What you should do: The required lines are those that contain "panel"; pull them out of the data and copy them.

_____

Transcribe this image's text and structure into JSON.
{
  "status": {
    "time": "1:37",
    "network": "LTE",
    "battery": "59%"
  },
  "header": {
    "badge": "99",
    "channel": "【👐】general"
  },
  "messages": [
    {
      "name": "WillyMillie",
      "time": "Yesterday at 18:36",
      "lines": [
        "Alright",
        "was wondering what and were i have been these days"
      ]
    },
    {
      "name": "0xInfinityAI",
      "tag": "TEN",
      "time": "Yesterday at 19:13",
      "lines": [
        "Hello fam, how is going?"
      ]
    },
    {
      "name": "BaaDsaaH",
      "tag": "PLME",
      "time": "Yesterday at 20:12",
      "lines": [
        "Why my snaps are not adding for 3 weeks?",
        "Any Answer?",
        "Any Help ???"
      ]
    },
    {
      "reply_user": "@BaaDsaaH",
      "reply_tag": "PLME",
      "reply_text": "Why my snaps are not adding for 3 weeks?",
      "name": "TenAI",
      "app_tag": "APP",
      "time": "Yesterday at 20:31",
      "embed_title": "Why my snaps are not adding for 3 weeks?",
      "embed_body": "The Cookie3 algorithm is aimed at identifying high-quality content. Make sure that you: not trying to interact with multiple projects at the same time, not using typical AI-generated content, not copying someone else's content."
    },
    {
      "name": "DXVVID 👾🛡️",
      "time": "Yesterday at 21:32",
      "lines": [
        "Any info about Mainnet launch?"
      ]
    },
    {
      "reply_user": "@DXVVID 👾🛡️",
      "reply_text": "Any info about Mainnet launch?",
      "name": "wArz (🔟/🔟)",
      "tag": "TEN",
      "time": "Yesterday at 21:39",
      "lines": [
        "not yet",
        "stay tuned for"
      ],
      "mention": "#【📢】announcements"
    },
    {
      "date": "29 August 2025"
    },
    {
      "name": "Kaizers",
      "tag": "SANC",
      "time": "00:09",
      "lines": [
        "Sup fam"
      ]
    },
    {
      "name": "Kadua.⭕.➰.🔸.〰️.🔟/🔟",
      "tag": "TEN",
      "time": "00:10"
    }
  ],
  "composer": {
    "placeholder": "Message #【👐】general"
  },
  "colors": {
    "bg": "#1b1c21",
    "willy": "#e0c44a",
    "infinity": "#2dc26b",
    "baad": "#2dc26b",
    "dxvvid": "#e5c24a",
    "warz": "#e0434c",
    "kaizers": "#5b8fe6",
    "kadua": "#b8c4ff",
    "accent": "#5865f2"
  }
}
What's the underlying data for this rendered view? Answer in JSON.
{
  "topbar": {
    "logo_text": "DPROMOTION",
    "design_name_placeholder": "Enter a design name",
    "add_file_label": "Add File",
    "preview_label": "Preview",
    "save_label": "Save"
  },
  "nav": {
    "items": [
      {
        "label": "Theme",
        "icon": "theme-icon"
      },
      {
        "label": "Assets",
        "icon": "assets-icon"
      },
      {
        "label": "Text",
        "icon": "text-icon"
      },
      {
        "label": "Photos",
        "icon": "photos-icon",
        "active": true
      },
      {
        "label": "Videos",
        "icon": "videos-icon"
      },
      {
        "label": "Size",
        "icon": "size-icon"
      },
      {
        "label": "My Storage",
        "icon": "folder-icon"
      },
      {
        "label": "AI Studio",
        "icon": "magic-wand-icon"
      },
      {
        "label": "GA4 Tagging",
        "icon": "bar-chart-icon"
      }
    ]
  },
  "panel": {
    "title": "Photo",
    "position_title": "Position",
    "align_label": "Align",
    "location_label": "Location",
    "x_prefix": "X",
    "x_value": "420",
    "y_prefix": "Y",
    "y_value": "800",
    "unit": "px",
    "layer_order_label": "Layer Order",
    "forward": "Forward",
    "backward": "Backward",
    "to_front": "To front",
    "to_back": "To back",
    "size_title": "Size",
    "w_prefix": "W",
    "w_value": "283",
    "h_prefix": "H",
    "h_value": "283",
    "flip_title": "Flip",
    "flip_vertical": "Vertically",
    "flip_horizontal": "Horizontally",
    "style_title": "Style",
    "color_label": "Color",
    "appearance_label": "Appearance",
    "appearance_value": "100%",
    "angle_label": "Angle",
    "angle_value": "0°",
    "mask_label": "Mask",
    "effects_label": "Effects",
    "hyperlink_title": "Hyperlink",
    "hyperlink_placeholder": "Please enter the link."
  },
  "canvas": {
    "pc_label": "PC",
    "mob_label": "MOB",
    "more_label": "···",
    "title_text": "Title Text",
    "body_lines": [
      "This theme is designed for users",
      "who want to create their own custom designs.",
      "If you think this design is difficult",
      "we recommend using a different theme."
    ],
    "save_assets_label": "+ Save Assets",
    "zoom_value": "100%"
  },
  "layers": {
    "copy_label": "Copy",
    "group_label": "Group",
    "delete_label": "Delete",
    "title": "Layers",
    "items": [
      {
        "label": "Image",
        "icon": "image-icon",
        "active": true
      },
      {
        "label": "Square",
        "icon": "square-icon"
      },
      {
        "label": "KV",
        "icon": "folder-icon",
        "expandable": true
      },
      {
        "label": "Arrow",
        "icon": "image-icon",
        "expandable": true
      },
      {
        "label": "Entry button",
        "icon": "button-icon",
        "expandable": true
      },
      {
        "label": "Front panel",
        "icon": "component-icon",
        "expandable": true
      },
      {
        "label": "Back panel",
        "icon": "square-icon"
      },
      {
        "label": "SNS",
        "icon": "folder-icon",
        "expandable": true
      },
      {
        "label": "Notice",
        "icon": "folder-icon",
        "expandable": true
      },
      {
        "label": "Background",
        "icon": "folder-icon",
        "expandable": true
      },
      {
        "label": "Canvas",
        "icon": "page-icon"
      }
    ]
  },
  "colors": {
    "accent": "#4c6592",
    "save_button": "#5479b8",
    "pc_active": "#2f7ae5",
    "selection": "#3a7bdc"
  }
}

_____

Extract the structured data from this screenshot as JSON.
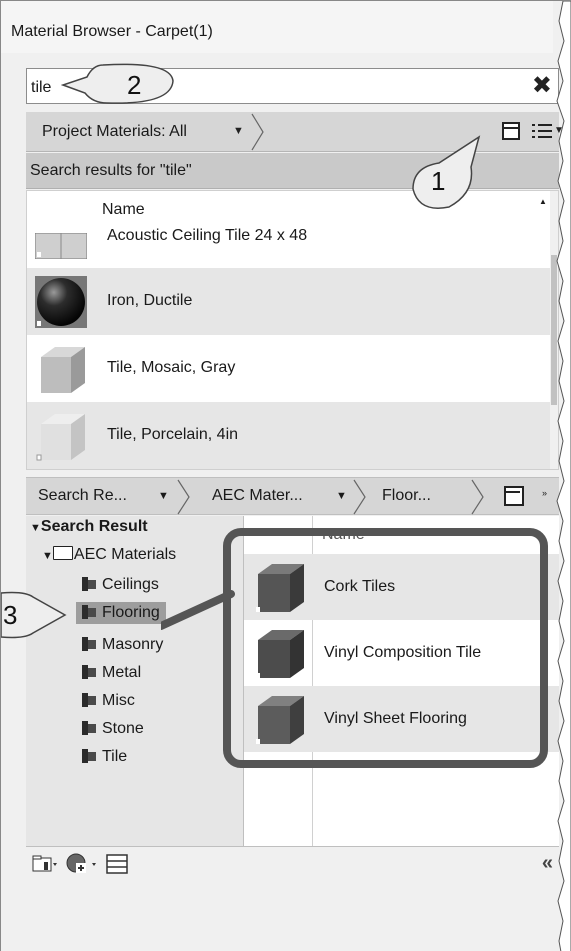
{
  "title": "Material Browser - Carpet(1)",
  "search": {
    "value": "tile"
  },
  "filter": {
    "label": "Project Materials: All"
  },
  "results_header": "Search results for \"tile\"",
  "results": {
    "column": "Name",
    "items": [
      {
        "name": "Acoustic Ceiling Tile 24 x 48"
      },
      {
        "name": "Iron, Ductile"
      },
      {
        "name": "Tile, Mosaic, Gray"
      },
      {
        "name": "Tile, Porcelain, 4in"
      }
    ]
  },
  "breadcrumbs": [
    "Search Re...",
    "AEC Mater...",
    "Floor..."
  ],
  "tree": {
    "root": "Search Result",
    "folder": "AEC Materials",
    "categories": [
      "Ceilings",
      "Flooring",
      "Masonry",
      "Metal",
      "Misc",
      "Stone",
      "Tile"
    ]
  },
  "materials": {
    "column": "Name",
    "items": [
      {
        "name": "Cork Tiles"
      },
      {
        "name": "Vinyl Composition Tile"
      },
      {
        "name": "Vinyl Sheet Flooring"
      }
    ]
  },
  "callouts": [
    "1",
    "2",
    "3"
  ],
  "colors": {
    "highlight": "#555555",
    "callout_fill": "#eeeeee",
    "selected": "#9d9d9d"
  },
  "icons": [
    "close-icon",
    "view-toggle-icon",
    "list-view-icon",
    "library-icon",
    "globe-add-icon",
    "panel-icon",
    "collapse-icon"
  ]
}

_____

Result of the task:
  "panel": {
        "label": "Front panel",
        "label": "Back panel",
    "panel-icon",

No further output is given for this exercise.